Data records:
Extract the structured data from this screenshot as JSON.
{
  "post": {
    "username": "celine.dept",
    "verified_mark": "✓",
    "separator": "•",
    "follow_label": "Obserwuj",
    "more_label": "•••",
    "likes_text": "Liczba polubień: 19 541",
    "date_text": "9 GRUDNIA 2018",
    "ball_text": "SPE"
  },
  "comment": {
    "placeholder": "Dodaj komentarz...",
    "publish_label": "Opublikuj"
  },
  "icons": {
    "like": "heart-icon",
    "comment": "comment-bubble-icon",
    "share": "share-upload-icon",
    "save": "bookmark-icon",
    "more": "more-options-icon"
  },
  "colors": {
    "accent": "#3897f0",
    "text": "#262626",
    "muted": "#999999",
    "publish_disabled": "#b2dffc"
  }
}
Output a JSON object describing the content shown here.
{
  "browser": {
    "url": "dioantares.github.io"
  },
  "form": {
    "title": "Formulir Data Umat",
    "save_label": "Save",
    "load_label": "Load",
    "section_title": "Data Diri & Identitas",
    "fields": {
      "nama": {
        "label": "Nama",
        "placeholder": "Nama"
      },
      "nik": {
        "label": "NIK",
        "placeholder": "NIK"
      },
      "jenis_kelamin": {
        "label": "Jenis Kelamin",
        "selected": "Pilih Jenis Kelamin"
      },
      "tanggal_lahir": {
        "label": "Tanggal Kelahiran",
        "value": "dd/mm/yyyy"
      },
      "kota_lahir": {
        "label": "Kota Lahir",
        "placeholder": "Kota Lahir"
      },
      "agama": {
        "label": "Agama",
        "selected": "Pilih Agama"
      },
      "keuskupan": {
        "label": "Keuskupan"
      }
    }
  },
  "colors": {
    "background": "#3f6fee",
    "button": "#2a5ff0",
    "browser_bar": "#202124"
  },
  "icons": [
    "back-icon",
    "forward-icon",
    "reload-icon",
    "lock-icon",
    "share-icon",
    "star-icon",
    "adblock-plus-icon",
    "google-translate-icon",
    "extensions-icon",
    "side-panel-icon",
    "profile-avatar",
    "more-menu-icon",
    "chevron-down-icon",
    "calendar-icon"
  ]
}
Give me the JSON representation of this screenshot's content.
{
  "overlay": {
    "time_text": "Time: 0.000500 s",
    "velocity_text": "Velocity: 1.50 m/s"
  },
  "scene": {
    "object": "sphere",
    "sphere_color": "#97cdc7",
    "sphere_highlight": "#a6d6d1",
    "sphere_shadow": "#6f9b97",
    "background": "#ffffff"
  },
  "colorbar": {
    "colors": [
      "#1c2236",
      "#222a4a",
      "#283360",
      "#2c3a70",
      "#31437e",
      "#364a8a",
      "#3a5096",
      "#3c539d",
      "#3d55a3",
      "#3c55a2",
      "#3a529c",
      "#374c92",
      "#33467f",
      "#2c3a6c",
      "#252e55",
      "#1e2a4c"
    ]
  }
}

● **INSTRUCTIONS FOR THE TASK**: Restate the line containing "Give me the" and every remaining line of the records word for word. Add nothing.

● **YOUR SOLUTION**:
Give me the JSON representation of this screenshot's content.
{
  "overlay": {
    "time_text": "Time: 0.000500 s",
    "velocity_text": "Velocity: 1.50 m/s"
  },
  "scene": {
    "object": "sphere",
    "sphere_color": "#97cdc7",
    "sphere_highlight": "#a6d6d1",
    "sphere_shadow": "#6f9b97",
    "background": "#ffffff"
  },
  "colorbar": {
    "colors": [
      "#1c2236",
      "#222a4a",
      "#283360",
      "#2c3a70",
      "#31437e",
      "#364a8a",
      "#3a5096",
      "#3c539d",
      "#3d55a3",
      "#3c55a2",
      "#3a529c",
      "#374c92",
      "#33467f",
      "#2c3a6c",
      "#252e55",
      "#1e2a4c"
    ]
  }
}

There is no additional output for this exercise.